Search the records below for the string "data", and report each line that contains it.

--------------------------------------------------

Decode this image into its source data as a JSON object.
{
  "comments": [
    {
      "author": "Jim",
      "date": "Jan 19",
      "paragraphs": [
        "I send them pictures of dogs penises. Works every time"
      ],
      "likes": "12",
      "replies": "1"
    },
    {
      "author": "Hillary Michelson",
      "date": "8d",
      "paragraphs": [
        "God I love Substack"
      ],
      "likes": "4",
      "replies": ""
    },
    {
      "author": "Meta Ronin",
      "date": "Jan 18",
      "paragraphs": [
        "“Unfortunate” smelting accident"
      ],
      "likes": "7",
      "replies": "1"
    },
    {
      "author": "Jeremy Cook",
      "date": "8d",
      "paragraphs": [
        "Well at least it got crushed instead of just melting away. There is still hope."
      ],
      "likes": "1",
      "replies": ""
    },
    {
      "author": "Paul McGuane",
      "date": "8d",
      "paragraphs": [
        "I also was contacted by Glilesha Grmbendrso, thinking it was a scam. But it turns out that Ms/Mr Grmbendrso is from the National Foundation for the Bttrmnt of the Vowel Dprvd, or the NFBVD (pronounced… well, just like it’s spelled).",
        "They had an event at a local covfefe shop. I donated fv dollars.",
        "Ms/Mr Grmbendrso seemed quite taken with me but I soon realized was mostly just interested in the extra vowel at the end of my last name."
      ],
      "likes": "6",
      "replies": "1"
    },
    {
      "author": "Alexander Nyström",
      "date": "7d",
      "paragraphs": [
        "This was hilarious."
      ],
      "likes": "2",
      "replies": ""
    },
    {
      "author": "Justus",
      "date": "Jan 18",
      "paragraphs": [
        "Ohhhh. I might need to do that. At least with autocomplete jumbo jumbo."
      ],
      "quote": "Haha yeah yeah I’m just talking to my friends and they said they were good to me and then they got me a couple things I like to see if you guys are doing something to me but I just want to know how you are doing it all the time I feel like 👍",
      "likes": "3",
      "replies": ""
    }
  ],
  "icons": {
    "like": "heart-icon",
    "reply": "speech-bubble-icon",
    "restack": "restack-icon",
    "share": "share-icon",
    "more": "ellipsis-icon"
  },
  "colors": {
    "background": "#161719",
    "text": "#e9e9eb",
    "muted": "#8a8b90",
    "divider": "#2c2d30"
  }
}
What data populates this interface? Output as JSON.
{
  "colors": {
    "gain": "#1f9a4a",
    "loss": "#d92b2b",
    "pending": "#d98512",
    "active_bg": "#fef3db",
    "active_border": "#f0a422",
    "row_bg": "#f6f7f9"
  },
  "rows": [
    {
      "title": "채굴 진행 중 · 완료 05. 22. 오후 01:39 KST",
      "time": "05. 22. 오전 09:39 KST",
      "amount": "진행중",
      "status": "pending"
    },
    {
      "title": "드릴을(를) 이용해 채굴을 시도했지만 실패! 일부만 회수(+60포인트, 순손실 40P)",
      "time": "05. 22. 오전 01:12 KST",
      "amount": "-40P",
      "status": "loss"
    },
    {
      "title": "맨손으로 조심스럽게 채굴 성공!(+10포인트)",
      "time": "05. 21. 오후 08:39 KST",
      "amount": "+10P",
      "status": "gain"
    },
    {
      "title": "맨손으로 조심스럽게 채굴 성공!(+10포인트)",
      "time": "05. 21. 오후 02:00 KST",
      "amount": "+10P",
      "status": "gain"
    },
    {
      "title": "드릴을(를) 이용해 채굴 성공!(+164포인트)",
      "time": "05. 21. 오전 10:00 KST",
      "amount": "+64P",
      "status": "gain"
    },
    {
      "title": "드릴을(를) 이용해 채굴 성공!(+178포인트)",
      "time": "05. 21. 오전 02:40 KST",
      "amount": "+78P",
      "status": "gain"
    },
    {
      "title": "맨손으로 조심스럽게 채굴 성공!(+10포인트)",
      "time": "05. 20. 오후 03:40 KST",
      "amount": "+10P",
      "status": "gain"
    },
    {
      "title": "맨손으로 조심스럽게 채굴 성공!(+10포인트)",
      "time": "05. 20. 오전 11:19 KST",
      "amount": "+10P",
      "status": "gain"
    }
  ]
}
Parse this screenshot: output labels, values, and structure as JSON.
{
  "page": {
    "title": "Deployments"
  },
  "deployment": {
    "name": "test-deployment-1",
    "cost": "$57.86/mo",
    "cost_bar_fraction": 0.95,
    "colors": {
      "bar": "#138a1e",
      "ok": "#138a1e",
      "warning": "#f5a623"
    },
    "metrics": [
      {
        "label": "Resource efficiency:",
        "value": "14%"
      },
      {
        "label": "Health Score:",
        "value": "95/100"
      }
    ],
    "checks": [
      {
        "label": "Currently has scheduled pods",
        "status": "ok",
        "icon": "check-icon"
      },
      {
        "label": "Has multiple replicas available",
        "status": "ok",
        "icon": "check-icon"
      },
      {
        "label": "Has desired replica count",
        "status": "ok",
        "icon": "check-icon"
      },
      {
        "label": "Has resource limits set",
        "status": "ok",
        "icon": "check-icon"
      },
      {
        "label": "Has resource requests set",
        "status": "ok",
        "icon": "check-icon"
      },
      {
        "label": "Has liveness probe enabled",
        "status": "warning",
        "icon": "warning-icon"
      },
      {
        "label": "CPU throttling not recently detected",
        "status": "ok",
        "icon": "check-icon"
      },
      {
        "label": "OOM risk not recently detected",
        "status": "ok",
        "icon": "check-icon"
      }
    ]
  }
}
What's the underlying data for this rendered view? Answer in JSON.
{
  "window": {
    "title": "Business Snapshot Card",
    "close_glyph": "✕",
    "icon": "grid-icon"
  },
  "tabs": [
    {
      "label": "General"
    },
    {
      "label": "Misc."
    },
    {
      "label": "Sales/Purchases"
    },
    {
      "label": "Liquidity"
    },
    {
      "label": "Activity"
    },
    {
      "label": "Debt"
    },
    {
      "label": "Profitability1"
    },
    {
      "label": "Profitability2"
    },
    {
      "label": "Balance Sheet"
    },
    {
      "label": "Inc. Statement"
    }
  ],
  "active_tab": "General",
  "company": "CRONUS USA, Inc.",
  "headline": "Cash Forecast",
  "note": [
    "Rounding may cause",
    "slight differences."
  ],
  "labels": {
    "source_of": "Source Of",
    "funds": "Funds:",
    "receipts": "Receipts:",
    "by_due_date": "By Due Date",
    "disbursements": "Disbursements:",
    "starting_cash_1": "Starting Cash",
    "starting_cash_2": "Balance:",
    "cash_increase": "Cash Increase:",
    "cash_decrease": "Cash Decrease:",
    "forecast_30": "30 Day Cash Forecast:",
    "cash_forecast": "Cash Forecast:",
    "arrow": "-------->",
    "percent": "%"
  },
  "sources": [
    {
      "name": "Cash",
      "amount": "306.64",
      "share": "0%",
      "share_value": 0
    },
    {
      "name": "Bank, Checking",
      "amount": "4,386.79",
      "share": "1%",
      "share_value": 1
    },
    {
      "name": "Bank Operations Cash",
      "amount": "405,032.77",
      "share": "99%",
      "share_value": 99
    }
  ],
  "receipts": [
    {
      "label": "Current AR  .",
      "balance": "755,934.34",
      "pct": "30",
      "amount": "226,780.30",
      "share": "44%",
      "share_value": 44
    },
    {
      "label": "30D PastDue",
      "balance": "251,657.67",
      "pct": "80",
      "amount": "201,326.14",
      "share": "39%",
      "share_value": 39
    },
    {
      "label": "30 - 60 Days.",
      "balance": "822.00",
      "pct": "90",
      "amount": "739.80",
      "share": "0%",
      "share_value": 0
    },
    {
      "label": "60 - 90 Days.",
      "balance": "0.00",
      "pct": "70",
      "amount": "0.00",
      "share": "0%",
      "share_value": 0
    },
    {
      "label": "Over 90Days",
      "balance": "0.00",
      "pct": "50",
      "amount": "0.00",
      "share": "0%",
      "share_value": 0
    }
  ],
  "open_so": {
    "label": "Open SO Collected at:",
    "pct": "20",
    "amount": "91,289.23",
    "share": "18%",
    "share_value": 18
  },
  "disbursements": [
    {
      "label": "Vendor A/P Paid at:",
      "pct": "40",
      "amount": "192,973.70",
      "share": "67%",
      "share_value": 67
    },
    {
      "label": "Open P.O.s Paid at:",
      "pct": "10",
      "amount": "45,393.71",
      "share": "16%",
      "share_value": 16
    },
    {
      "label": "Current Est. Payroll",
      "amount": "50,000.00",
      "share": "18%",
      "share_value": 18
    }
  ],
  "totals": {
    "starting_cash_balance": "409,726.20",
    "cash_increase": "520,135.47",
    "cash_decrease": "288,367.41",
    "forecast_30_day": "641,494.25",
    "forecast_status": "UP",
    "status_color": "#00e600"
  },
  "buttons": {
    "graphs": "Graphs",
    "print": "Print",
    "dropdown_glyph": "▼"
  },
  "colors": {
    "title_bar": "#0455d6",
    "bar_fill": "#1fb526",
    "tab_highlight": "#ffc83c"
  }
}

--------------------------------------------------

Task solution:
Decode this image into its source data as a JSON object.
What data populates this interface? Output as JSON.
What's the underlying data for this rendered view? Answer in JSON.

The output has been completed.